- WHAT YOU ARE ASKED TO DO: Copy each line of the records below that has "title" in it.

- GIVEN RECORDS:
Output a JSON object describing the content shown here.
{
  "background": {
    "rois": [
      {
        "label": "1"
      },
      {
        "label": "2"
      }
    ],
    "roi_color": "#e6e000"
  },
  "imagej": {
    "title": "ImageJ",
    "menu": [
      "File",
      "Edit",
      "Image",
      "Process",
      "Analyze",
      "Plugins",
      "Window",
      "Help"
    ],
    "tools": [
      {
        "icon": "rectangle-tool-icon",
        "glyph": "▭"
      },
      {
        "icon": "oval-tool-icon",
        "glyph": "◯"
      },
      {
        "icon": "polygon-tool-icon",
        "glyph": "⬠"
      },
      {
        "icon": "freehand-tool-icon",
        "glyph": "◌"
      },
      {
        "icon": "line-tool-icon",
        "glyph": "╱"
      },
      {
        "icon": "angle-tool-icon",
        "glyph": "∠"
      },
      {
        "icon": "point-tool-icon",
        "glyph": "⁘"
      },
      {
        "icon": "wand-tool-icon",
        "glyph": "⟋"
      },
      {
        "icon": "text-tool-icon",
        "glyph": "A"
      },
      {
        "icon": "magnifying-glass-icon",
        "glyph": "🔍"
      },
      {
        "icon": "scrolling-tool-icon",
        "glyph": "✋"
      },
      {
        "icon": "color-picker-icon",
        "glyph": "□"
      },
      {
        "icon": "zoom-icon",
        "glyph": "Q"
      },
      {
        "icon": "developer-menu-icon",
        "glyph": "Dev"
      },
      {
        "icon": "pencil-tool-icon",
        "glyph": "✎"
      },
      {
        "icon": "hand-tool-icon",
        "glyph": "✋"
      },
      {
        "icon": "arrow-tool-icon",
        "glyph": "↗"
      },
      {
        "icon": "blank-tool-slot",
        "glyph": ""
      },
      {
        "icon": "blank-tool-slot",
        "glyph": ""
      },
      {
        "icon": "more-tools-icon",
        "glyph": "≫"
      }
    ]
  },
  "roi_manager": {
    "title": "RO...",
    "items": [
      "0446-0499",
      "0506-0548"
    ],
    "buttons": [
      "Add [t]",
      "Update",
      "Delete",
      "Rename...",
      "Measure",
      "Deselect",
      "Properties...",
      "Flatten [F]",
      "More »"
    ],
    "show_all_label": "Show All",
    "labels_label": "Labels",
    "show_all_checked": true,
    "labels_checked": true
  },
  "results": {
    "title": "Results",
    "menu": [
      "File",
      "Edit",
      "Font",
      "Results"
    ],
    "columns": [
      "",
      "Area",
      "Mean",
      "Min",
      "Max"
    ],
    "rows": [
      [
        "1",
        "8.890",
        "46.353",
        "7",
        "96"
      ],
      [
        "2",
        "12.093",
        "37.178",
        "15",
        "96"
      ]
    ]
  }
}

- ANSWER SPACE:
    "title": "ImageJ",
    "title": "RO...",
    "title": "Results",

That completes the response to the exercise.